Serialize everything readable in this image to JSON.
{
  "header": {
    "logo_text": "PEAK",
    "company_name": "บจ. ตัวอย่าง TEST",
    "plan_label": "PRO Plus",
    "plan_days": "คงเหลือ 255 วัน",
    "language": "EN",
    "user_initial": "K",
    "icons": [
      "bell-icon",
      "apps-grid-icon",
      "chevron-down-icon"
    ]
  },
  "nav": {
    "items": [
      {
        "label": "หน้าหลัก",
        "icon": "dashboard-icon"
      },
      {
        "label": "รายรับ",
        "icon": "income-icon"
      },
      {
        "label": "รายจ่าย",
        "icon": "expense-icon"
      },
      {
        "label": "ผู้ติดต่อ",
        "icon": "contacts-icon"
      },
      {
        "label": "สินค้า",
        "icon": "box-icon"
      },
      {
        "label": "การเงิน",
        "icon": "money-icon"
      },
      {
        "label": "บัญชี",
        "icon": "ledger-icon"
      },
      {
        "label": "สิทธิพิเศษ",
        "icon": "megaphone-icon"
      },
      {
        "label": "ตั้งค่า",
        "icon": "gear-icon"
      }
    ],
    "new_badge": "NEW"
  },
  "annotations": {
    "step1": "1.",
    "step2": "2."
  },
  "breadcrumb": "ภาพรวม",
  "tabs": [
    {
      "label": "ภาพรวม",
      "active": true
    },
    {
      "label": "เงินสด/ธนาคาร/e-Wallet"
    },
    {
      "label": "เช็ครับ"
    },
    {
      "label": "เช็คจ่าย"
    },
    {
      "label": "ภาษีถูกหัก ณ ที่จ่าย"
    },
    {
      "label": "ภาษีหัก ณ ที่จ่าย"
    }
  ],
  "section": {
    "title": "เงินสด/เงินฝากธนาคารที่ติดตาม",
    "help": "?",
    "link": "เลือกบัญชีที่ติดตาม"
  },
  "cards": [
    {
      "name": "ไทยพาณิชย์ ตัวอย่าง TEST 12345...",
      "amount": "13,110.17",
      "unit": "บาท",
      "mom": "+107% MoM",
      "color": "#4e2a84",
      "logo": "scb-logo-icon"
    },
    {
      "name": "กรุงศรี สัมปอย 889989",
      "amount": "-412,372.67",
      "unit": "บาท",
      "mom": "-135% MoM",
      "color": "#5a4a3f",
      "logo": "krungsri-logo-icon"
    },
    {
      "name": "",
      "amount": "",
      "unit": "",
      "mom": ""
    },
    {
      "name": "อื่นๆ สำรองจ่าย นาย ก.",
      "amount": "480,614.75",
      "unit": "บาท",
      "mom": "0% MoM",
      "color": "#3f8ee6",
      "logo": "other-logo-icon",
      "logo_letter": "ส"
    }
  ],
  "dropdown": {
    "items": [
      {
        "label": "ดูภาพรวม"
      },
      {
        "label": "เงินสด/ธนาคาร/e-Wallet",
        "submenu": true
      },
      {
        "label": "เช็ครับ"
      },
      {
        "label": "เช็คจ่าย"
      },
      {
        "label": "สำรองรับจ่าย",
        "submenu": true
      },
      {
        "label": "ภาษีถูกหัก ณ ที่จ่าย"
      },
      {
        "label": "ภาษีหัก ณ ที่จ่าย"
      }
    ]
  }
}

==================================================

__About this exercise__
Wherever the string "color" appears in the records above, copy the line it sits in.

__Completed exercise__
      "color": "#4e2a84",
      "color": "#5a4a3f",
      "color": "#3f8ee6",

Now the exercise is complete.